As I said these exceeded my expectations - especially for the price.

Compared to KRK/Yamaha/Mackie, the JBLs are in a different league.
Not saying Yam and Mackie don't also have good monitors in this bracket (I've never been a fan of KRK) but the JBLs are streets ahead IMO.

26th October 2016

JBL LSR305 by Adolfoslk

  • Sound Quality 5 out of 5
  • Ease of use 5 out of 5
  • Features 4 out of 5
  • Bang for buck 5 out of 5
  • Overall: 4.75
JBL LSR305

He tenido la oportunidad de realizar comparativas entre los JBL SLR 305 y otros modelos de precio mucho mayor y debo decir que los JBL superan en calidad de sonido a otros que les doblan y hasta triplican el precio, insuperable relación precio/calidad.

6th June 2017

JBL LSR305 by richie0801

  • Sound Quality 3 out of 5
  • Ease of use 5 out of 5
  • Features 4 out of 5
  • Bang for buck 5 out of 5
  • Overall: 4.25
JBL LSR305

I just got these today, so I'm rating this as my initial thoughts, which I will add to at a later time.

Prior to today I utilized a combination of ATHM50 headphones and ZLX powered 12" PA speakers that I use for live shows. The ATH headphones I used with Soundworks, which provided a nice, even, flat sound.

Why I got them. I heard that having studio monitors would help tighten up the low end in your mixes, and that the mixes on these translate well.

Initial thoughts: After unboxing, putting them on stands that I bought, getting the placement perfect in the room, etc., I am underwhelmed.

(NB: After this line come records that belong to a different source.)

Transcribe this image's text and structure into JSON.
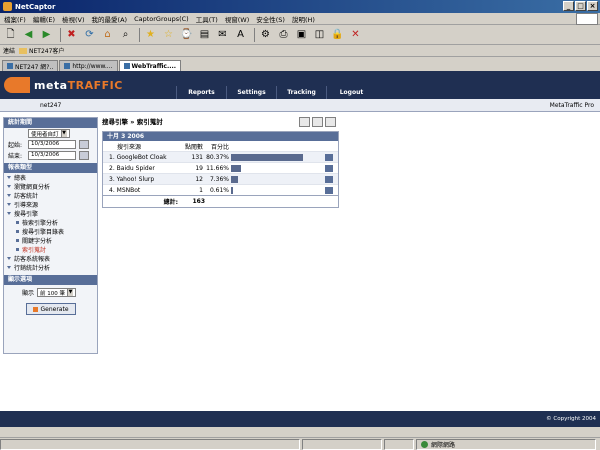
{
  "window": {
    "title": "NetCaptor"
  },
  "menu": [
    "檔案(F)",
    "編輯(E)",
    "檢視(V)",
    "我的最愛(A)",
    "CaptorGroups(C)",
    "工具(T)",
    "視窗(W)",
    "安全性(S)",
    "說明(H)"
  ],
  "address": {
    "label": "連結",
    "link": "NET247客户"
  },
  "tabs": [
    {
      "label": "NET247 網?.."
    },
    {
      "label": "http://www...."
    },
    {
      "label": "WebTraffic...."
    }
  ],
  "app": {
    "logo_meta": "meta",
    "logo_traffic": "TRAFFIC",
    "nav": [
      "Reports",
      "Settings",
      "Tracking",
      "Logout"
    ],
    "user": "net247",
    "product": "MetaTraffic Pro"
  },
  "sidebar": {
    "period_head": "統計期間",
    "period_select": "使用者自訂",
    "start_label": "起始:",
    "start_value": "10/3/2006",
    "end_label": "結束:",
    "end_value": "10/3/2006",
    "reports_head": "報表類型",
    "items": [
      {
        "label": "總表"
      },
      {
        "label": "瀏覽網頁分析"
      },
      {
        "label": "訪客統計"
      },
      {
        "label": "引導來源"
      },
      {
        "label": "搜尋引擎"
      },
      {
        "label": "檢索引擎分析"
      },
      {
        "label": "搜尋引擎目錄表"
      },
      {
        "label": "關鍵字分析"
      },
      {
        "label": "索引蒐討"
      },
      {
        "label": "訪客系統報表"
      },
      {
        "label": "行銷統計分析"
      }
    ],
    "display_head": "顯示選項",
    "show_label": "顯示",
    "show_value": "前 100 筆",
    "generate": "Generate"
  },
  "report": {
    "breadcrumb": "搜尋引擎 » 索引蒐討",
    "date_head": "十月 3 2006",
    "col_source": "搜引來源",
    "col_hits": "點閱數",
    "col_pct": "百分比",
    "rows": [
      {
        "rank": "1.",
        "name": "GoogleBot Cloak",
        "hits": "131",
        "pct": "80.37%",
        "ratio": 0.8037
      },
      {
        "rank": "2.",
        "name": "Baidu Spider",
        "hits": "19",
        "pct": "11.66%",
        "ratio": 0.1166
      },
      {
        "rank": "3.",
        "name": "Yahoo! Slurp",
        "hits": "12",
        "pct": "7.36%",
        "ratio": 0.0736
      },
      {
        "rank": "4.",
        "name": "MSNBot",
        "hits": "1",
        "pct": "0.61%",
        "ratio": 0.0061
      }
    ],
    "total_label": "總計:",
    "total_value": "163"
  },
  "footer": {
    "copyright": "© Copyright 2004"
  },
  "status": {
    "zone": "網際網路"
  }
}
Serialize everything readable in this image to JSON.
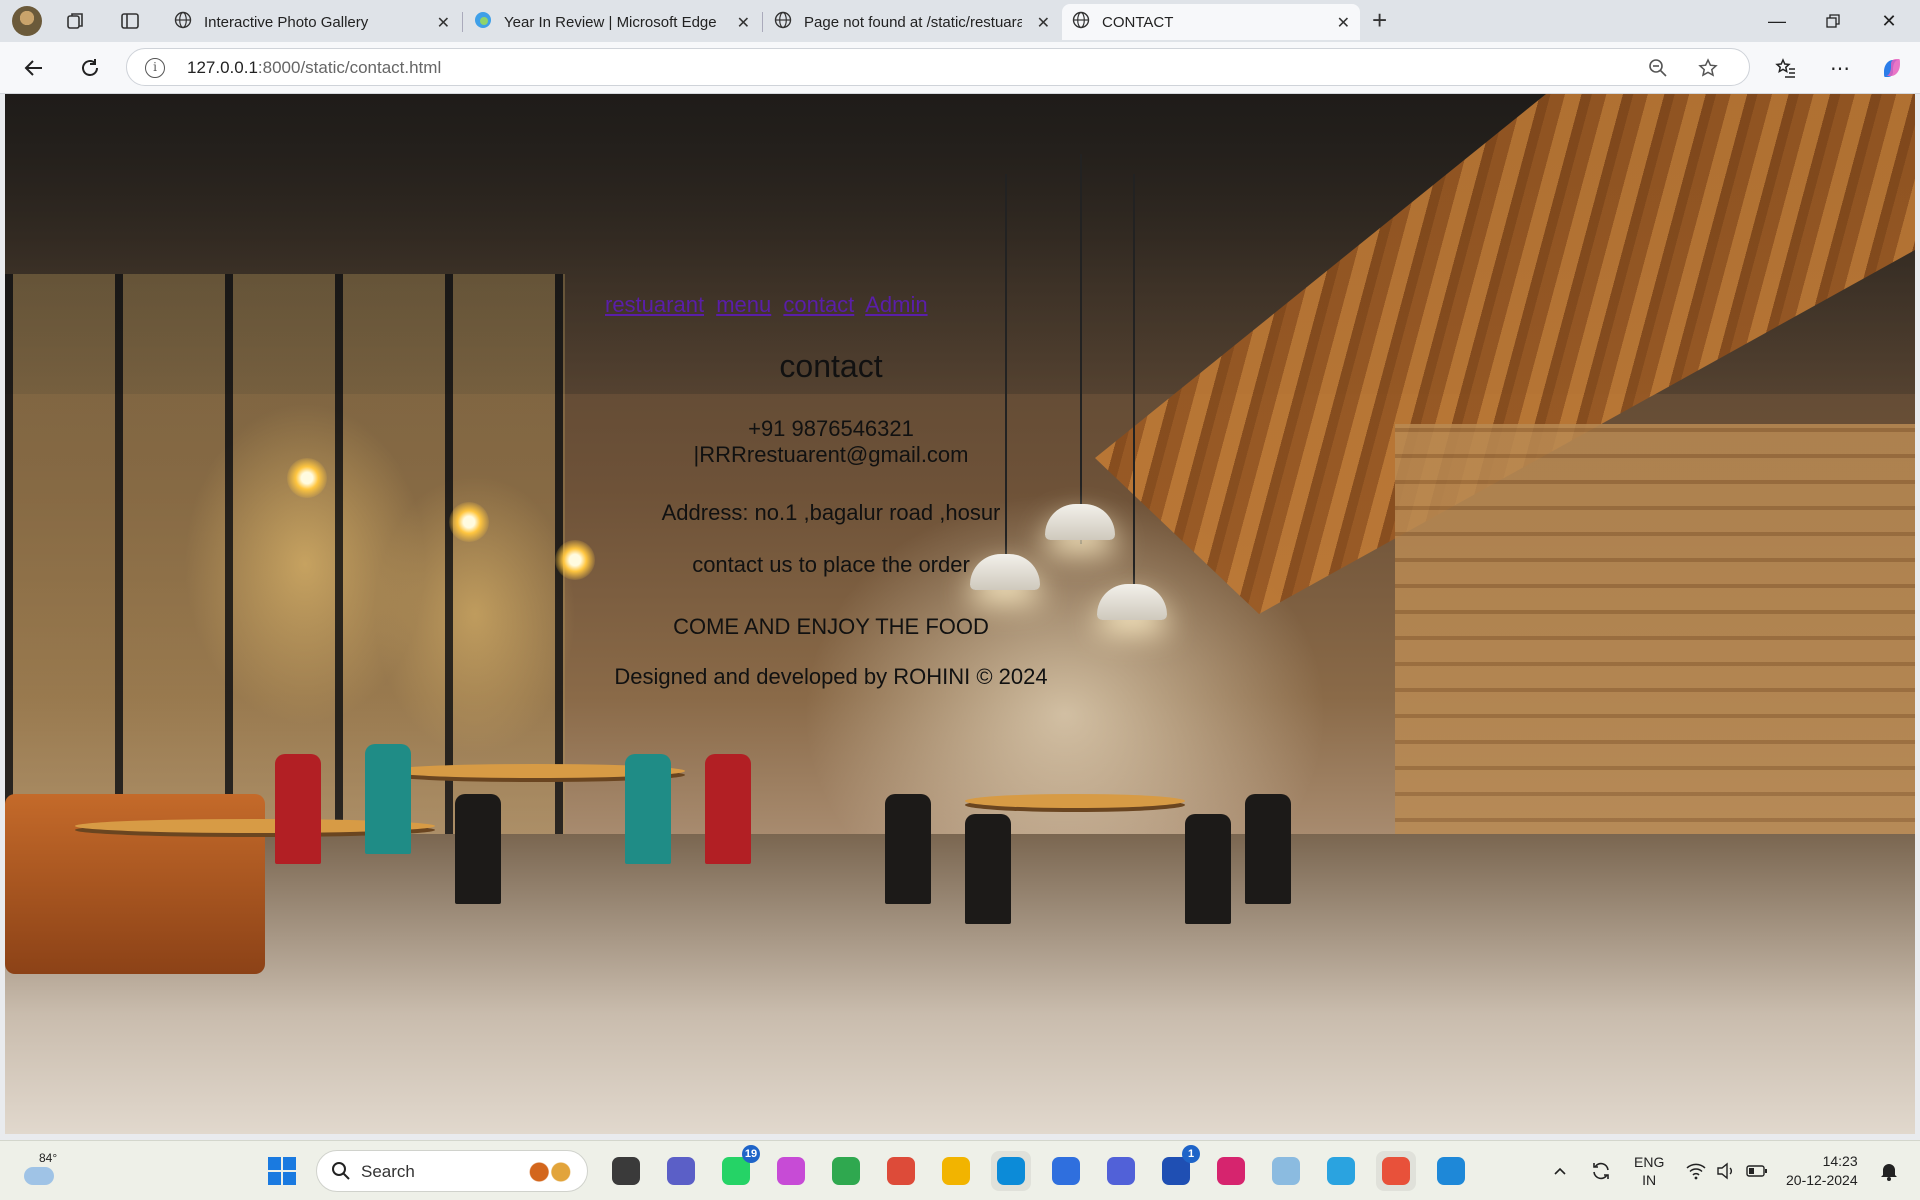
{
  "browser": {
    "tabs": [
      {
        "title": "Interactive Photo Gallery",
        "icon": "globe-icon",
        "active": false
      },
      {
        "title": "Year In Review | Microsoft Edge",
        "icon": "edge-icon",
        "active": false
      },
      {
        "title": "Page not found at /static/restuarant",
        "icon": "globe-icon",
        "active": false
      },
      {
        "title": "CONTACT",
        "icon": "globe-icon",
        "active": true
      }
    ],
    "url_host": "127.0.0.1",
    "url_path": ":8000/static/contact.html"
  },
  "page": {
    "nav_links": [
      "restuarant",
      "menu",
      "contact",
      "Admin"
    ],
    "heading": "contact",
    "phone": "+91 9876546321",
    "email": "|RRRrestuarent@gmail.com",
    "address": "Address: no.1 ,bagalur road ,hosur",
    "order_note": "contact us to place the order",
    "tagline": "COME AND ENJOY THE FOOD",
    "footer": "Designed and developed by ROHINI © 2024"
  },
  "taskbar": {
    "weather_temp": "84°",
    "search_placeholder": "Search",
    "apps": [
      {
        "name": "file-manager-icon",
        "color": "#3a3a3a",
        "badge": ""
      },
      {
        "name": "teams-icon",
        "color": "#5b5fc7",
        "badge": ""
      },
      {
        "name": "whatsapp-icon",
        "color": "#25d366",
        "badge": "19"
      },
      {
        "name": "copilot-icon",
        "color": "#c74bd6",
        "badge": ""
      },
      {
        "name": "refresh-app-icon",
        "color": "#2fa84f",
        "badge": ""
      },
      {
        "name": "chrome-icon",
        "color": "#dd4b39",
        "badge": ""
      },
      {
        "name": "file-explorer-icon",
        "color": "#f2b400",
        "badge": ""
      },
      {
        "name": "edge-icon",
        "color": "#0c8bd8",
        "badge": ""
      },
      {
        "name": "store-icon",
        "color": "#2f6fde",
        "badge": ""
      },
      {
        "name": "vector-app-icon",
        "color": "#5161d8",
        "badge": ""
      },
      {
        "name": "lens-icon",
        "color": "#1f4fb3",
        "badge": "1"
      },
      {
        "name": "instagram-icon",
        "color": "#d6246e",
        "badge": ""
      },
      {
        "name": "canva-icon",
        "color": "#8bbbe0",
        "badge": ""
      },
      {
        "name": "telegram-icon",
        "color": "#2aa3e0",
        "badge": ""
      },
      {
        "name": "paint-icon",
        "color": "#e8513a",
        "badge": ""
      },
      {
        "name": "vscode-icon",
        "color": "#1e88d8",
        "badge": ""
      }
    ],
    "lang_top": "ENG",
    "lang_bottom": "IN",
    "time": "14:23",
    "date": "20-12-2024"
  }
}
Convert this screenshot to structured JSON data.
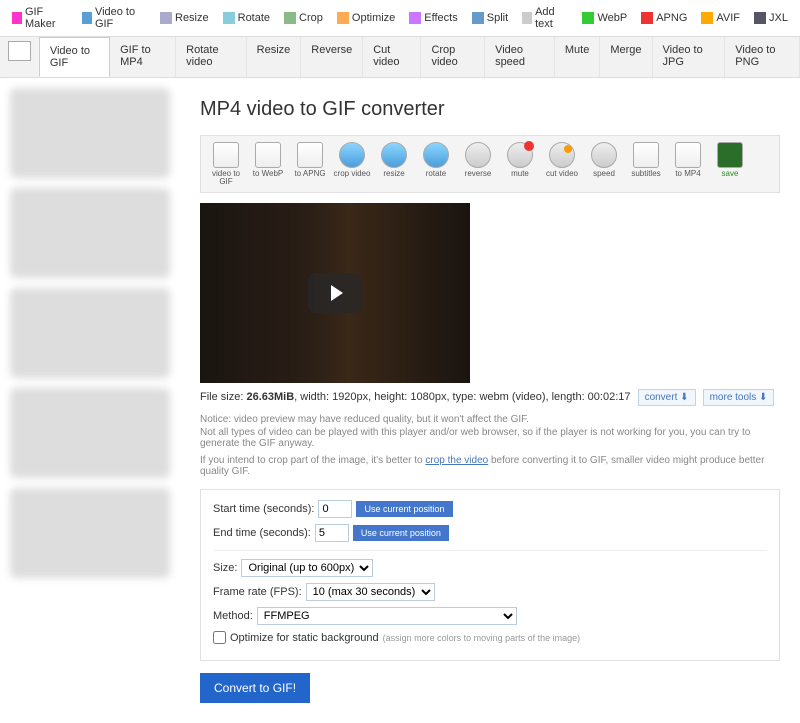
{
  "topnav": [
    {
      "label": "GIF Maker",
      "icon": "gif"
    },
    {
      "label": "Video to GIF",
      "icon": "video"
    },
    {
      "label": "Resize",
      "icon": "resize"
    },
    {
      "label": "Rotate",
      "icon": "rotate"
    },
    {
      "label": "Crop",
      "icon": "crop"
    },
    {
      "label": "Optimize",
      "icon": "optimize"
    },
    {
      "label": "Effects",
      "icon": "effects"
    },
    {
      "label": "Split",
      "icon": "split"
    },
    {
      "label": "Add text",
      "icon": "text"
    },
    {
      "label": "WebP",
      "icon": "webp"
    },
    {
      "label": "APNG",
      "icon": "apng"
    },
    {
      "label": "AVIF",
      "icon": "avif"
    },
    {
      "label": "JXL",
      "icon": "jxl"
    }
  ],
  "subnav": [
    "Video to GIF",
    "GIF to MP4",
    "Rotate video",
    "Resize",
    "Reverse",
    "Cut video",
    "Crop video",
    "Video speed",
    "Mute",
    "Merge",
    "Video to JPG",
    "Video to PNG"
  ],
  "subnav_active": 0,
  "title": "MP4 video to GIF converter",
  "tools": [
    {
      "label": "video to GIF",
      "cls": "film"
    },
    {
      "label": "to WebP",
      "cls": "film"
    },
    {
      "label": "to APNG",
      "cls": "film"
    },
    {
      "label": "crop video",
      "cls": "blue"
    },
    {
      "label": "resize",
      "cls": "blue"
    },
    {
      "label": "rotate",
      "cls": "blue"
    },
    {
      "label": "reverse",
      "cls": ""
    },
    {
      "label": "mute",
      "cls": "red"
    },
    {
      "label": "cut video",
      "cls": "orange"
    },
    {
      "label": "speed",
      "cls": ""
    },
    {
      "label": "subtitles",
      "cls": "film"
    },
    {
      "label": "to MP4",
      "cls": "film"
    },
    {
      "label": "save",
      "cls": "save",
      "green": true
    }
  ],
  "file": {
    "prefix": "File size: ",
    "size": "26.63MiB",
    "rest": ", width: 1920px, height: 1080px, type: webm (video), length: 00:02:17",
    "convert": "convert",
    "moretools": "more tools"
  },
  "notice1": "Notice: video preview may have reduced quality, but it won't affect the GIF.",
  "notice2": "Not all types of video can be played with this player and/or web browser, so if the player is not working for you, you can try to generate the GIF anyway.",
  "notice3_a": "If you intend to crop part of the image, it's better to ",
  "notice3_link": "crop the video",
  "notice3_b": " before converting it to GIF, smaller video might produce better quality GIF.",
  "form": {
    "start_label": "Start time (seconds):",
    "start_value": "0",
    "end_label": "End time (seconds):",
    "end_value": "5",
    "use_current": "Use current position",
    "size_label": "Size:",
    "size_value": "Original (up to 600px)",
    "fps_label": "Frame rate (FPS):",
    "fps_value": "10 (max 30 seconds)",
    "method_label": "Method:",
    "method_value": "FFMPEG",
    "optimize_label": "Optimize for static background",
    "optimize_hint": "(assign more colors to moving parts of the image)"
  },
  "convert_btn": "Convert to GIF!"
}
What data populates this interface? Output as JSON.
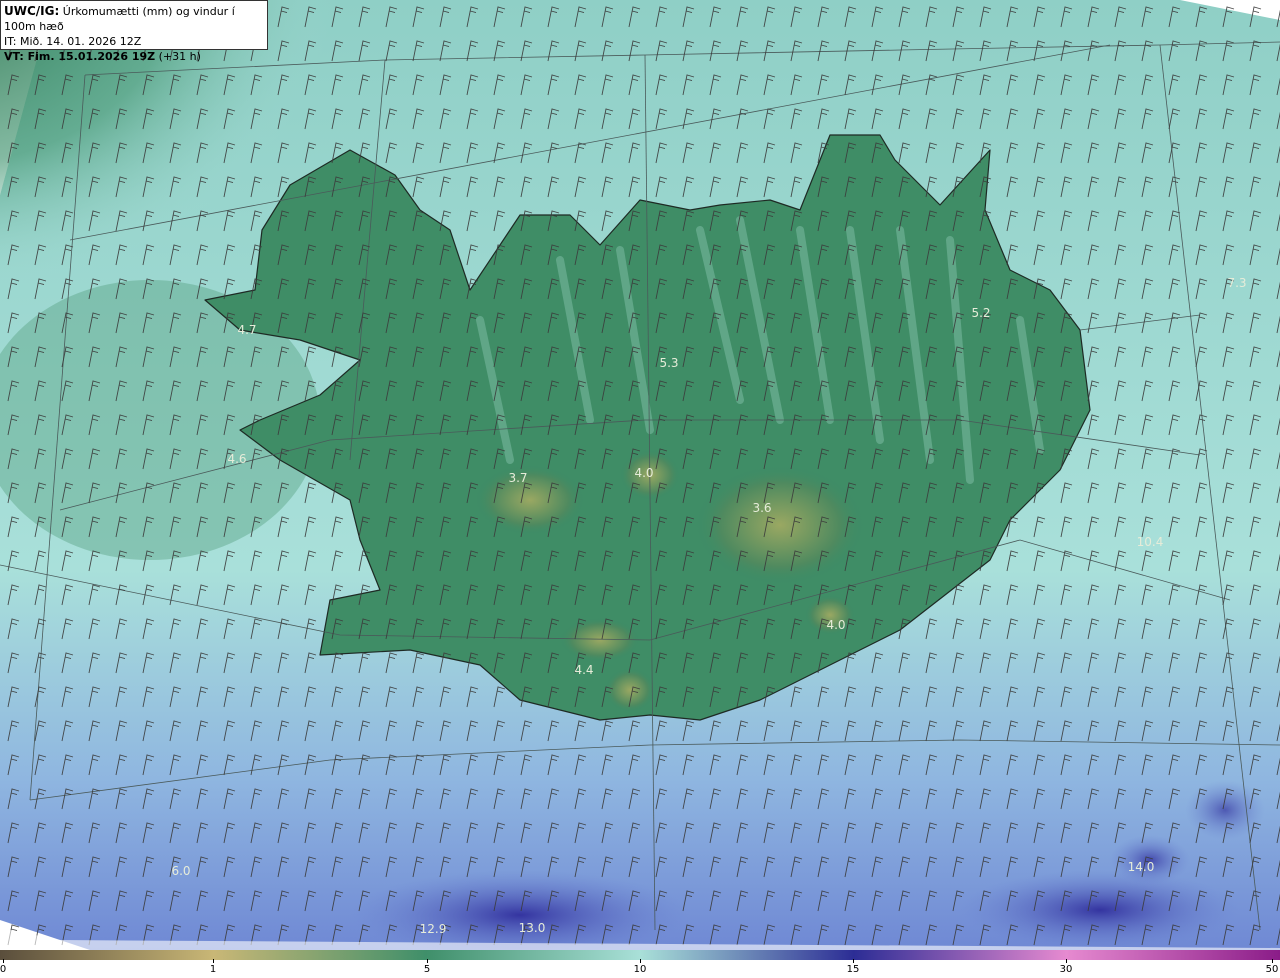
{
  "header": {
    "model_code": "UWC/IG:",
    "title": " Úrkomumætti (mm) og vindur í 100m hæð",
    "initial_time": "IT: Mið. 14. 01. 2026 12Z",
    "valid_time_label": "VT: Fim. 15.01.2026 19Z",
    "lead": " (+31 h)"
  },
  "values": [
    {
      "id": "v1",
      "text": "4.7"
    },
    {
      "id": "v2",
      "text": "4.6"
    },
    {
      "id": "v3",
      "text": "3.7"
    },
    {
      "id": "v4",
      "text": "4.0"
    },
    {
      "id": "v5",
      "text": "5.3"
    },
    {
      "id": "v6",
      "text": "3.6"
    },
    {
      "id": "v7",
      "text": "5.2"
    },
    {
      "id": "v8",
      "text": "7.3"
    },
    {
      "id": "v9",
      "text": "10.4"
    },
    {
      "id": "v10",
      "text": "4.0"
    },
    {
      "id": "v11",
      "text": "4.4"
    },
    {
      "id": "v12",
      "text": "6.0"
    },
    {
      "id": "v13",
      "text": "12.9"
    },
    {
      "id": "v14",
      "text": "13.0"
    },
    {
      "id": "v15",
      "text": "14.0"
    }
  ],
  "colorbar": {
    "ticks": [
      "0",
      "1",
      "5",
      "10",
      "15",
      "30",
      "50"
    ],
    "colors": [
      "#5a4e3c",
      "#c9b776",
      "#3f8f6a",
      "#a9e0d8",
      "#2c2d95",
      "#e68ad0",
      "#8a1c88"
    ]
  },
  "palette": {
    "land_dark": "#2f7a55",
    "land_mid": "#4d9a74",
    "sea_light": "#a6dcd4",
    "sea_blue": "#7aa4d8",
    "deep_blue": "#3a3aa8",
    "ice_cap": "#8a9a58"
  }
}
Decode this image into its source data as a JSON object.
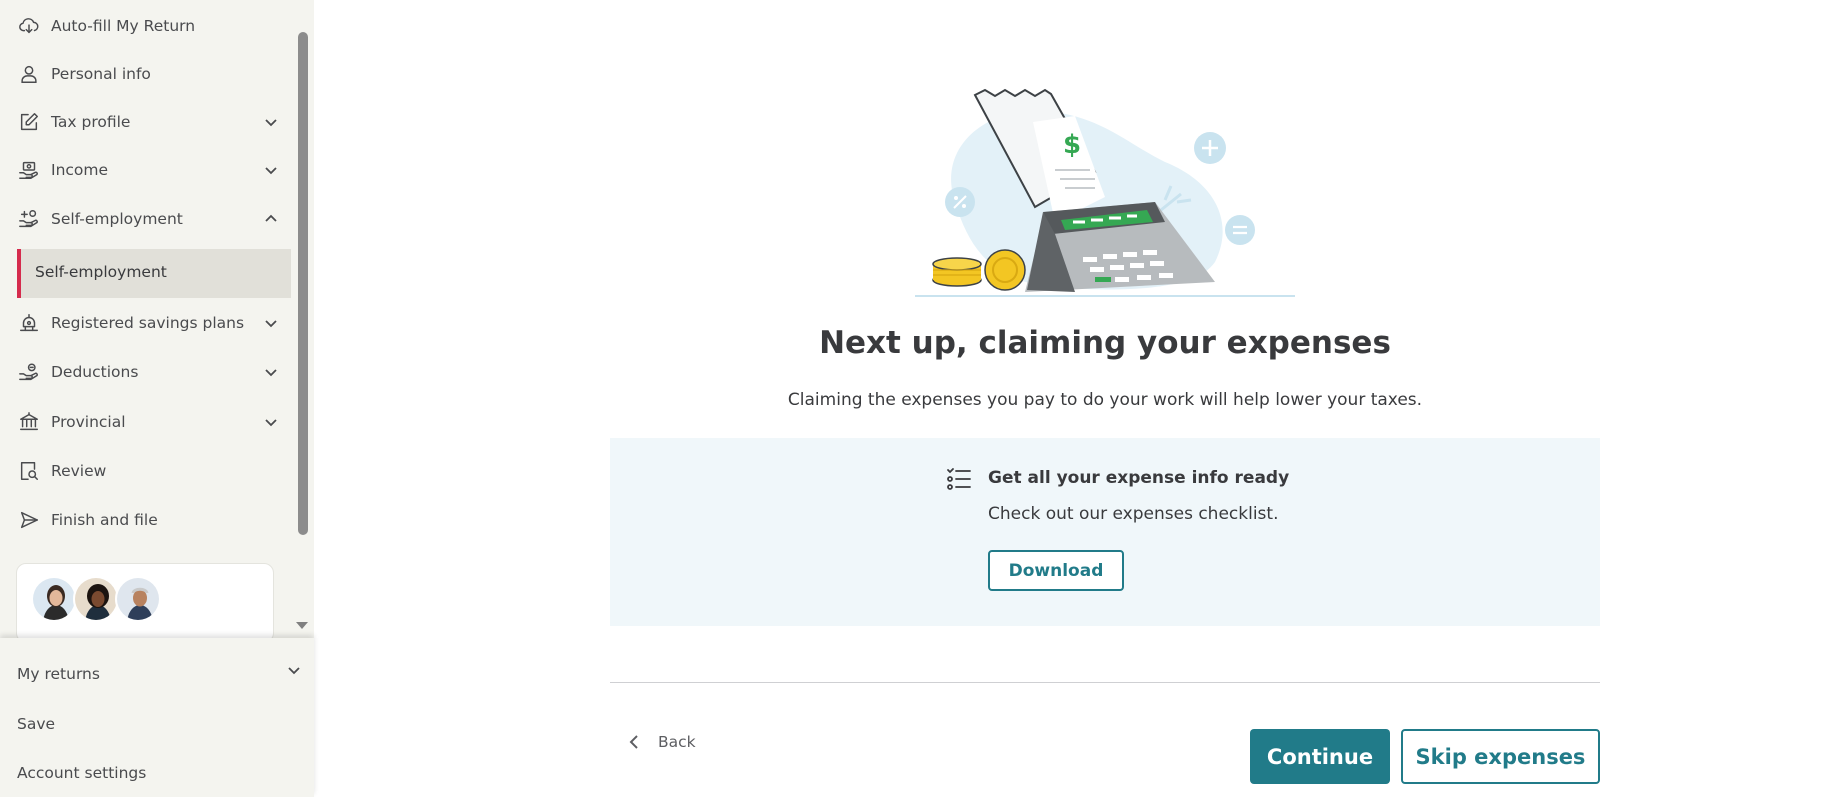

Sound: The sound seems very flat, with the highs rolled off. It really has very little output from about 200k down. Truthfully it sounds rolled off. Because of that, when I test mixed something that I have been working on, I boosted the low end quite a bit. When I threw on headphones to listen, the bass sounded terrible, unbalanced, etc. I was even using a reference track.

Sure, maybe it will take time to get used to mixing on these, and considering that I coughed up the money, I'm going to give it plenty of time, but at this point, I am underwhelemed.

What it is good for: The one thing that I like about these is that they are GREAT for determining how things should be panned. There is a solid panning field that you don't get with headphones or PA systems to this extent. You can close your eyes and picture everyone playing in front of you. The only thing you can't picture is the bass because it's terribly weak on these.

What they need: More bass. I am a folk/indie/reggae music writer, and I don't need a lot of bass, but I want to be able to hear it. It just sounds washy/muddy in the bass region. I'm not impressed. It needs an additional sub, which I am planning to purchase.

How the mixes translate. I will do that today and keep you updated!

Conclusion: To get an even bass frequency response, the ATHM50 with Soundworks is more than enough. If you want to figure out ideal panning, these really do help.

 
  • Gear Database

  • By Gearbot
Loading mentioned products ...
Review Tools
Search this Review
Search this Review:

Advanced Search